However, as the first 5G New Radio (NR) specification is complete and commercialization nears, the conversation now moves to the business case. How will carriers develop their 5G business models and what traction might we see in 2018?
Kurian Manjakkal - CBNL
Specialism in spectrum
The value of 5G has been the subject of significant debate this year, with senior executives at Vodafone and BT admitting that the business case for 5G brings many challenges. However, as 5G technology develops, so too will our approach to its application.
At present, several bands have been consolidated into an overarching 5G banner. Whether it’s 700MHz, 3.5GHz or 26GHz, we have become accustomed to grouping them as one. But which bands will be most appropriate to each 5G application?
Following the 5G NR specification release in December, I expect to see a significant increase in trials during 2018 and a much greater understanding of how individual spectrum bands will be used in the future 5G landscape. This intelligence will inform future regulatory consultations and potentially drive further M&A activity.
IoT – first moves
Naturally, when it comes to what use cases emerge as 5G frontrunners, most carriers will follow the money. Which poses the question: if IoT is only anticipated to deliver an increase in revenue of one to two per cent, why would operators invest heavily at this stage?
Despite this cautionary forecast, I expect to see some movement in Industrial IoT where there is clearer value and stronger revenue potential. 2018 will likely come too early for wide-scale Industrial IoT, however broader applications where municipal authorities can digitalize services is feasible in the short term. For example, Intelligent Transport Systems which are facilitated via general purpose city-wide networks are a use case I expected to see more of this year. The City of Rzeszów in Poland, for example, has been one of the early adopters. CBNL has worked extensively with Rzeszów to deploy a smart city network that connects hundreds of variable traffic display signs, CCTV cameras, traffic lights, Wi-Fi hotspots, and FWA sites. The network has brought significant benefits to Rzeszów and sits as a blueprint of how cities can bring value to their citizens and businesses through more innovative network strategies.
FWA – a solid business case

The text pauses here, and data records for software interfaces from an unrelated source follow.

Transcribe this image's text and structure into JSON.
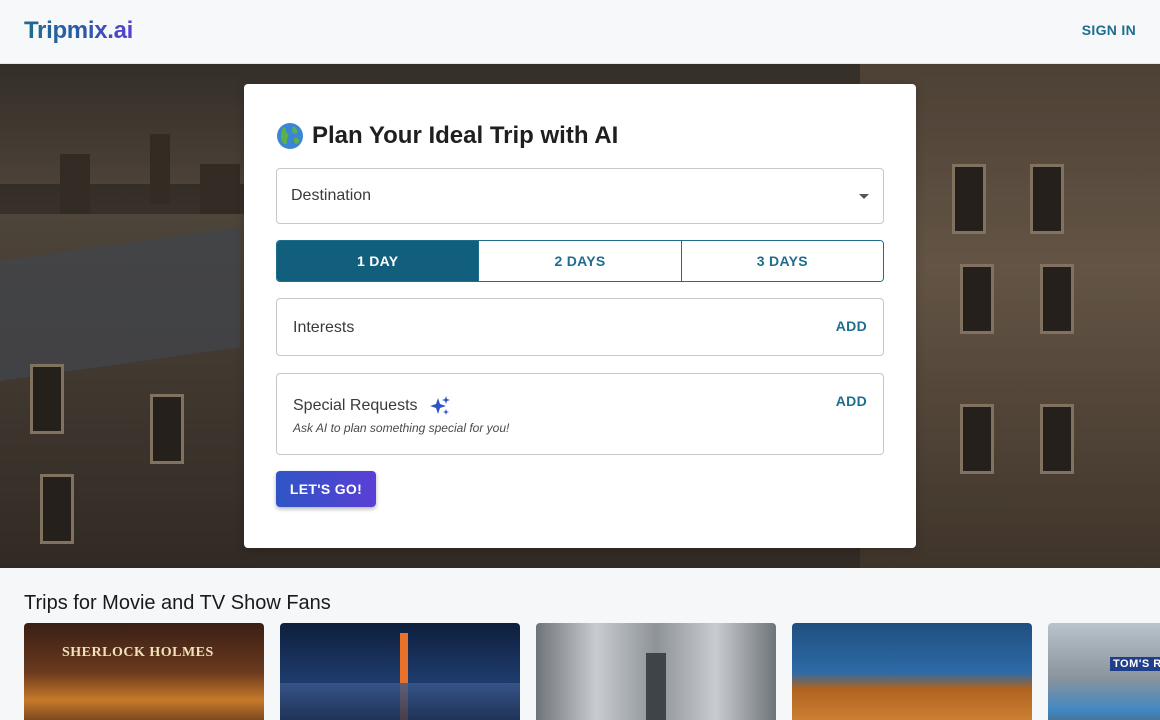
{
  "header": {
    "logo_text": "Tripmix.ai",
    "signin_label": "SIGN IN"
  },
  "planner": {
    "title": "Plan Your Ideal Trip with AI",
    "title_icon": "globe-icon",
    "destination_label": "Destination",
    "days": [
      {
        "label": "1 DAY",
        "selected": true
      },
      {
        "label": "2 DAYS",
        "selected": false
      },
      {
        "label": "3 DAYS",
        "selected": false
      }
    ],
    "interests_label": "Interests",
    "interests_add_label": "ADD",
    "special_label": "Special Requests",
    "special_icon": "sparkle-icon",
    "special_hint": "Ask AI to plan something special for you!",
    "special_add_label": "ADD",
    "submit_label": "LET'S GO!"
  },
  "colors": {
    "primary": "#115f7d",
    "accent_start": "#2f55c5",
    "accent_end": "#5a3fd6"
  },
  "section": {
    "title": "Trips for Movie and TV Show Fans",
    "tiles": [
      {
        "subject": "Sherlock Holmes pub",
        "sign_text": "SHERLOCK HOLMES"
      },
      {
        "subject": "Tokyo tower at night"
      },
      {
        "subject": "Bridge colonnade in Paris"
      },
      {
        "subject": "Colosseum in Rome"
      },
      {
        "subject": "Street scene with restaurant",
        "sign_text": "TOM'S RESTA"
      }
    ]
  }
}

While wide-scale IoT may be a longer term vision, one 5G use case that is in the immediate sight of carriers is Fixed Wireless Access (FWA). The enterprise and residential FWA market is ripe for disruption in many countries, where more efficient wireless business models can quickly bring higher levels of service to under-served locations. This latent demand holds significant revenue potential for carriers so I’m in no doubt FWA will evolve as the first 5G application.
In fact, we have already seen the first movers. Over the last 18 months, several forward thinking carriers have leveraged pre-5G millimetre wave technology to take an early share in this burgeoning market. Many of these FWA networks have utilized 28GHz spectrum and the latest commercially available point-to-multipoint technology, maximising its ability to deliver Gbps+ services to many sites at typical ranges of two to three miles.

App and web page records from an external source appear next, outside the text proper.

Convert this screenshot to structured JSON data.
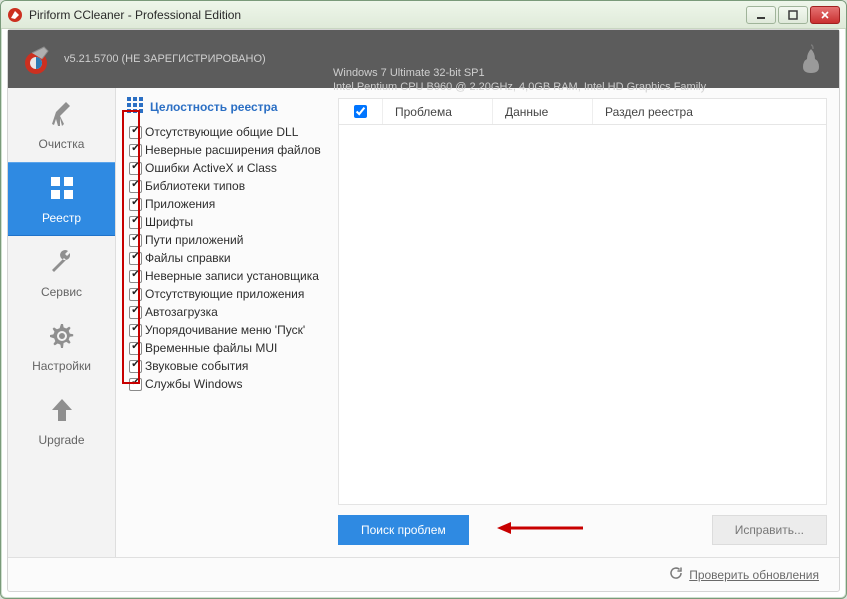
{
  "window": {
    "title": "Piriform CCleaner - Professional Edition"
  },
  "header": {
    "version": "v5.21.5700 (НЕ ЗАРЕГИСТРИРОВАНО)",
    "os_line": "Windows 7 Ultimate 32-bit SP1",
    "hw_line": "Intel Pentium CPU B960 @ 2.20GHz, 4,0GB RAM, Intel HD Graphics Family"
  },
  "sidebar": {
    "items": [
      {
        "label": "Очистка",
        "icon": "broom-icon"
      },
      {
        "label": "Реестр",
        "icon": "grid-icon",
        "active": true
      },
      {
        "label": "Сервис",
        "icon": "wrench-icon"
      },
      {
        "label": "Настройки",
        "icon": "gear-icon"
      },
      {
        "label": "Upgrade",
        "icon": "arrow-up-icon"
      }
    ]
  },
  "registry": {
    "section_title": "Целостность реестра",
    "items": [
      "Отсутствующие общие DLL",
      "Неверные расширения файлов",
      "Ошибки ActiveX и Class",
      "Библиотеки типов",
      "Приложения",
      "Шрифты",
      "Пути приложений",
      "Файлы справки",
      "Неверные записи установщика",
      "Отсутствующие приложения",
      "Автозагрузка",
      "Упорядочивание меню 'Пуск'",
      "Временные файлы MUI",
      "Звуковые события",
      "Службы Windows"
    ]
  },
  "table": {
    "columns": [
      "Проблема",
      "Данные",
      "Раздел реестра"
    ]
  },
  "buttons": {
    "scan": "Поиск проблем",
    "fix": "Исправить..."
  },
  "footer": {
    "check_updates": "Проверить обновления"
  }
}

This early momentum is a solid proof point that an attractive market exists for 5G FWA and convinces me that we will see a significant increase in deployments during 2018 – good news for carriers and consumers alike.
The rise of wireless in India

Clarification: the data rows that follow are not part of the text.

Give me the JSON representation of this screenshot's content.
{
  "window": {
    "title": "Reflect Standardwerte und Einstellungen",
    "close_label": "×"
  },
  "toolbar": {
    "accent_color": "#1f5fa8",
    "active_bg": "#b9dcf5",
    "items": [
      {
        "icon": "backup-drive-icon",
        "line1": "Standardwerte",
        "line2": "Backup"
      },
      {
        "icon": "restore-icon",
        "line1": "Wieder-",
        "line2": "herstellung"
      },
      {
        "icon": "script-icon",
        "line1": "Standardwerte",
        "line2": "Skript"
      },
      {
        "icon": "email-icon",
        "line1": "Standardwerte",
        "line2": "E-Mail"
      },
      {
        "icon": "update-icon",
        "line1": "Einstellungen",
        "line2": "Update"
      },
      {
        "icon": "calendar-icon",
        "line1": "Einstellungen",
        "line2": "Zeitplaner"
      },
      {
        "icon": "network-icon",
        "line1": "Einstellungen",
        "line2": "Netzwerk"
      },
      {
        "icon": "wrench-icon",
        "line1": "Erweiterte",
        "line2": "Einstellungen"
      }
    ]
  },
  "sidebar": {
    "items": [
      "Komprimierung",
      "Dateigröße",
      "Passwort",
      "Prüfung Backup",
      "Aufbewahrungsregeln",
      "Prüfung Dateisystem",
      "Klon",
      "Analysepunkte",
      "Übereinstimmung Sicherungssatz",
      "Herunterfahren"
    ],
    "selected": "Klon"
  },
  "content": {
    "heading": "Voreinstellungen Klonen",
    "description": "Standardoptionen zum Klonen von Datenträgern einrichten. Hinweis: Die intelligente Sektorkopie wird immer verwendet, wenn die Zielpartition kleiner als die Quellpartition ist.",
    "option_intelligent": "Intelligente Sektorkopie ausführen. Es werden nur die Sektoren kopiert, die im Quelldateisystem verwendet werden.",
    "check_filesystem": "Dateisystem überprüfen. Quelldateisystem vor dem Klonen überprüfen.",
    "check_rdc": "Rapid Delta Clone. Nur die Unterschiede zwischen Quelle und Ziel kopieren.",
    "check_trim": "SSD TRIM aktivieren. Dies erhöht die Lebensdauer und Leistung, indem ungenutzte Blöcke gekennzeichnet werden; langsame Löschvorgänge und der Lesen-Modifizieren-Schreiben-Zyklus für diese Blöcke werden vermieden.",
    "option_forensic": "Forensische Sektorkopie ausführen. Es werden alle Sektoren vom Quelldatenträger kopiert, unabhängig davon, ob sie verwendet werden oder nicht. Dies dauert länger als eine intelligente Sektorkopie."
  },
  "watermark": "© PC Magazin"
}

Just as we’ve seen elsewhere in the world, the adoption of smartphones in India has cultivated a wide-scale acceptance of wireless being a highly regarded medium for data delivery. The fact Reliance Jio went on record to suggest India will be a “fully grown” 4G nation by 2018 is indicative of this acceptance.
This reflects the huge advances we have seen in the wireless industry and is likely to transfer into positive momentum for FWA. I expect to see fibre centric projects evolve to embrace mixed technology strategies, allowing Indian service providers to leverage the world’s most advanced wireless solutions. By embracing wireless, India may well accelerate nationwide broadband access in 2018 and lay the foundations for a truly connected nation.
CBNL is a global enabler in licensed PMP. CBNL serves customers in over 50 countries for backhaul and enterprise access, including seven of the world’s top ten largest mobile operators.